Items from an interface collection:

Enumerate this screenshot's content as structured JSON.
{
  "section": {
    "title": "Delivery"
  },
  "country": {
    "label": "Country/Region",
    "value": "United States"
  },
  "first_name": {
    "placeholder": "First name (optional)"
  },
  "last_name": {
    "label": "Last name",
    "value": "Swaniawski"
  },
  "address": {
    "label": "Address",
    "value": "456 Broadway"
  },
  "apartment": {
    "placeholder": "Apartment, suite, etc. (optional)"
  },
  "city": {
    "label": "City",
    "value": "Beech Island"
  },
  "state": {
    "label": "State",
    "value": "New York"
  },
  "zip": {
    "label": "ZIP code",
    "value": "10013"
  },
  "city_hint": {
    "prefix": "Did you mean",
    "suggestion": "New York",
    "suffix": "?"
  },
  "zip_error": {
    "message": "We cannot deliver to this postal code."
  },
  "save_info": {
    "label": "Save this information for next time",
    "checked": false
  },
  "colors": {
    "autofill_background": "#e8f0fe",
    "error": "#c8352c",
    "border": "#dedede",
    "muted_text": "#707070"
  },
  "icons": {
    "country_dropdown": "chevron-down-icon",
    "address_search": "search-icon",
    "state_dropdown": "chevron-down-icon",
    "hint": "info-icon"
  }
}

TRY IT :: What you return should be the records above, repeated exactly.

EXPECTED ANSWER ::
Enumerate this screenshot's content as structured JSON.
{
  "section": {
    "title": "Delivery"
  },
  "country": {
    "label": "Country/Region",
    "value": "United States"
  },
  "first_name": {
    "placeholder": "First name (optional)"
  },
  "last_name": {
    "label": "Last name",
    "value": "Swaniawski"
  },
  "address": {
    "label": "Address",
    "value": "456 Broadway"
  },
  "apartment": {
    "placeholder": "Apartment, suite, etc. (optional)"
  },
  "city": {
    "label": "City",
    "value": "Beech Island"
  },
  "state": {
    "label": "State",
    "value": "New York"
  },
  "zip": {
    "label": "ZIP code",
    "value": "10013"
  },
  "city_hint": {
    "prefix": "Did you mean",
    "suggestion": "New York",
    "suffix": "?"
  },
  "zip_error": {
    "message": "We cannot deliver to this postal code."
  },
  "save_info": {
    "label": "Save this information for next time",
    "checked": false
  },
  "colors": {
    "autofill_background": "#e8f0fe",
    "error": "#c8352c",
    "border": "#dedede",
    "muted_text": "#707070"
  },
  "icons": {
    "country_dropdown": "chevron-down-icon",
    "address_search": "search-icon",
    "state_dropdown": "chevron-down-icon",
    "hint": "info-icon"
  }
}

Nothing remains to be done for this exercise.